A popular question in young adult ministry is: Should I divide my Bible study groups into demographics? This is a valuable question, especially since most young adult ministries span the ages of 18-34 and may include college students, single adults, and young married couples with or without children.
Like so many issues in the church, this one isn’t easily answered. The best way for you to answer this question is to specifically evaluate your ministry. In that process of evaluation, however, there are a few general principles to keep in mind:
- Authenticity is easier to achieve with people who are in the same life stage. People generally are going to make friends easiest with people who share similar interests, have similar struggles, and know generally what each other are talking about. In that sense, jump-starting a community can happen the easiest when you divide people into life-stage demographics.
- Getting to know new people is healthy and combats cliques in the ministry. If we only associate with people who look, think, act, and learn like us, we’ll inevitably turn inward and stop caring about anyone different. So even if you decide to divide your group along certain lines, keep in mind the need to foster relationships with those different than you.
- Community will happen whether or not groups are divided demographically. You can move confidently in either direction. And you can from time to time change the trajectory of your groups by mixing them, offering certain groups of one or the other, and planning times for your entire group to be together. Keeping in mind the above principles, here are a few questions to ask yourself as you plan which avenues of community you want to pursue in your ministry:
- What are the most pressing needs of the young adults in my care? Are there issues of sexual purity? Missional living? Parenting? Identifying the pressing needs will naturally give you some direction for what you need to offer.
- What relationships do I see developing on their own? You can try to capitalize on the momentum already in your ministry by encouraging a particular demographic to be together as much as possible rather than unintentionally stifling it.
- What relationships need to be stretched in my ministry? If you notice cliques starting to form in the people within your care, then break them up a little bit. By putting people in groups outside their specific demographic, you can challenge them to get outside their comfort zone and interact with people who are a little different than they are.
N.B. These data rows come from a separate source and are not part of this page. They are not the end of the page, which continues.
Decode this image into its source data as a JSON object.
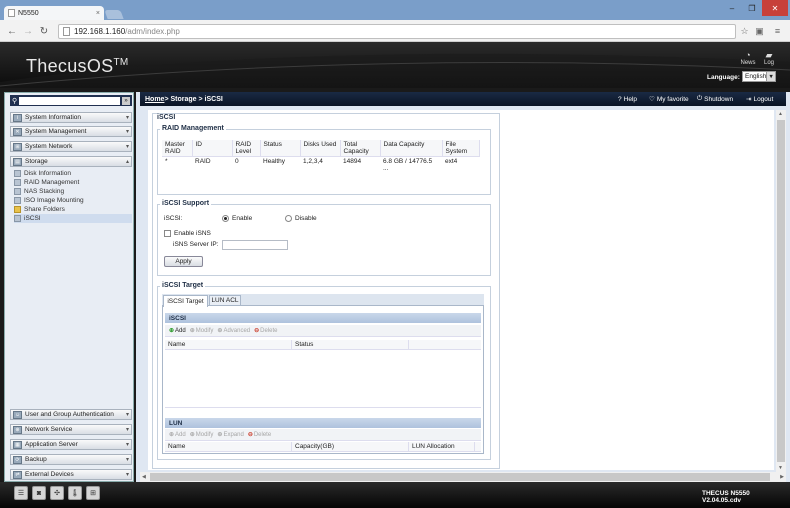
{
  "browser": {
    "tab_title": "N5550",
    "tab_close": "×",
    "url_host": "192.168.1.160",
    "url_path": "/adm/index.php",
    "win_min": "–",
    "win_max": "❐",
    "win_close": "✕"
  },
  "header": {
    "logo": "ThecusOS",
    "logo_tm": "TM",
    "news_label": "News",
    "log_label": "Log",
    "language_label": "Language:",
    "language_value": "English"
  },
  "sidebar": {
    "categories_top": [
      {
        "label": "System Information"
      },
      {
        "label": "System Management"
      },
      {
        "label": "System Network"
      },
      {
        "label": "Storage"
      }
    ],
    "storage_items": [
      {
        "label": "Disk Information"
      },
      {
        "label": "RAID Management"
      },
      {
        "label": "NAS Stacking"
      },
      {
        "label": "ISO Image Mounting"
      },
      {
        "label": "Share Folders"
      },
      {
        "label": "iSCSI"
      }
    ],
    "categories_bottom": [
      {
        "label": "User and Group Authentication"
      },
      {
        "label": "Network Service"
      },
      {
        "label": "Application Server"
      },
      {
        "label": "Backup"
      },
      {
        "label": "External Devices"
      }
    ]
  },
  "topbar": {
    "breadcrumb_home": "Home",
    "breadcrumb_rest": " > Storage > iSCSI",
    "help": "Help",
    "my_favorite": "My favorite",
    "shutdown": "Shutdown",
    "logout": "Logout"
  },
  "page": {
    "title": "iSCSI",
    "raid": {
      "legend": "RAID Management",
      "columns": [
        "Master RAID",
        "ID",
        "RAID Level",
        "Status",
        "Disks Used",
        "Total Capacity",
        "Data Capacity",
        "File System"
      ],
      "rows": [
        [
          "*",
          "RAID",
          "0",
          "Healthy",
          "1,2,3,4",
          "14894",
          "6.8 GB / 14776.5 ...",
          "ext4"
        ]
      ]
    },
    "support": {
      "legend": "iSCSI Support",
      "iscsi_label": "iSCSI:",
      "enable": "Enable",
      "disable": "Disable",
      "enable_isns": "Enable iSNS",
      "isns_ip_label": "iSNS Server IP:",
      "isns_ip_value": "",
      "apply": "Apply"
    },
    "target": {
      "legend": "iSCSI Target",
      "tabs": [
        {
          "label": "iSCSI Target"
        },
        {
          "label": "LUN ACL"
        }
      ],
      "iscsi_band": "iSCSI",
      "iscsi_toolbar": {
        "add": "Add",
        "modify": "Modify",
        "advanced": "Advanced",
        "delete": "Delete"
      },
      "iscsi_columns": [
        "Name",
        "Status"
      ],
      "lun_band": "LUN",
      "lun_toolbar": {
        "add": "Add",
        "modify": "Modify",
        "expand": "Expand",
        "delete": "Delete"
      },
      "lun_columns": [
        "Name",
        "Capacity(GB)",
        "LUN Allocation"
      ]
    }
  },
  "footer": {
    "version": "THECUS N5550 V2.04.05.cdv"
  }
}
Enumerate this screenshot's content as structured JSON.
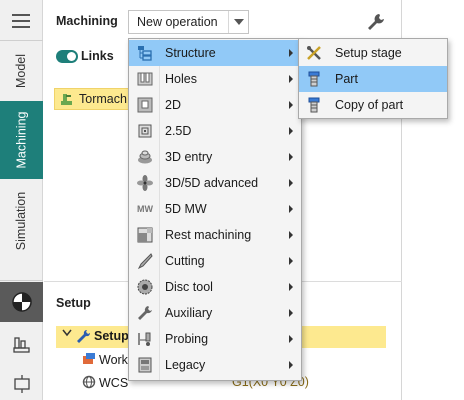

This article was taken from the upcoming Threads release, Context: Engaging the Young Adults of Your Community. Context is a
practical manual built as a desk reference tool for leaders in young adult ministry, releasing September 1.